Summary: Non-prolifera-tion efforts have swungwildly from successes tofailures. But the aim ofstopping the spread ofnuclear weapons is nota lost cause. In order tosustain its credibility andlegitimacy it is vital nowthat solutions of one formor another are found forthe main challenges thatare faced in India-Pakistan,North Korea and Iran.
Is Non-proliferation a Lost Cause?

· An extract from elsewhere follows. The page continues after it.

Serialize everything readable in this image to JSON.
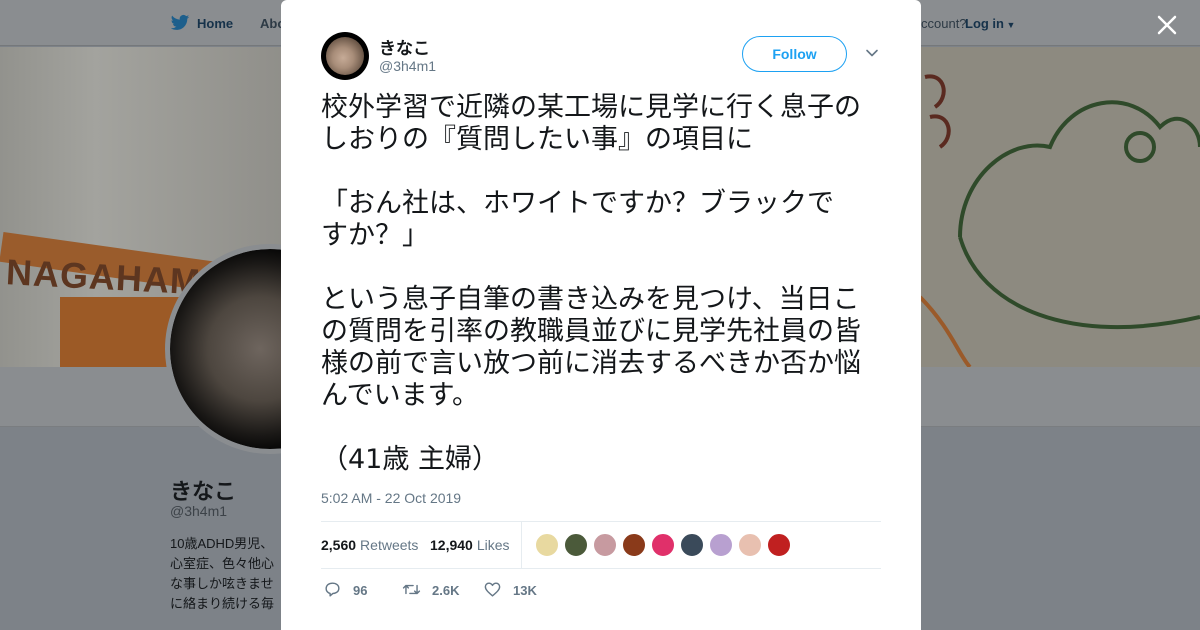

Te non-prolieration regime is a cor-nerstone o international security. It is acomplex regime that includes not only the Nuclear Non-Prolieration reaty (NP), but international instrumentsmeant to guarantee the peaceul use o nuclear material and technologies aswell as high-prole institutions suchas the International Atomic Energy Agency (IAEA). It was recently comple-mented by provisions aimed at curbingthe illegal transer o nuclear weapons(or components o such weapons) suchas United Nations Security CouncilResolution (UNSCR) 1540, nuclearthreat reduction, cooperative initiatives,and the Prolieration Security Initiative,which seeks to acilitate the intercept o illegal transers at sea.Nuclear disarmament is also part o thatpicture. On the one hand, an eectiveand worldwide elimination o nuclearweapons would, in theory, bring a nalanswer to the prolieration problem.Short o such an ideal outcome, on theother hand, visible progress in nucleardisarmament could contribute to theeectiveness and legitimacy o the non-prolieration regime more generally.Specic disarmament agreements,however, either those in existence likethe ban on nuclear testing—the Com-prehensive Nuclear est Ban reaty—orthose that are planned—like the FissileMaterial Cut-o reaty—directly servenon-prolieration objectives by com-plicating the development o nuclearweapons by aspirant countries.Besides such universal arms controlagreements, non-prolieration is alsoserved by regional treaties, such as thoseestablishing nuclear weapons ree zones.Five currently exist: the latelolco,Rarotonga, Bangkok, and Semipalatinsk treaties.
From good times to badtimes
Te non-prolieration regime and its various components have experiencedan evolution marked by two deeply contrasting cycles over the last 20 years:a cycle o successes rom the end o theCold War to the indenite extension o the NP in 1995 and a cycle o crisesopened up by the 1998 Indian and Paki-stani nuclear tests. Te crises continueto conront us, with the Iranian stando currently posing the most serious chal-lenge to the non-prolieration regime o our time.Te successes o the 1985-1995 periodare well known: the renunciation by Argentina and Brazil o their nuclear
1 Gilles Andreani is a senior transatlantic ellow o the German Marshall Fund o the United States (GMF).Te views expressed are those o the author and do not necessarily represent the views o GMF.
Haliax Intnatinal Scuity Fu
Washington • Berlin • Bratislava • Paris
Brussels • Belgrade • Ankara • Bucharest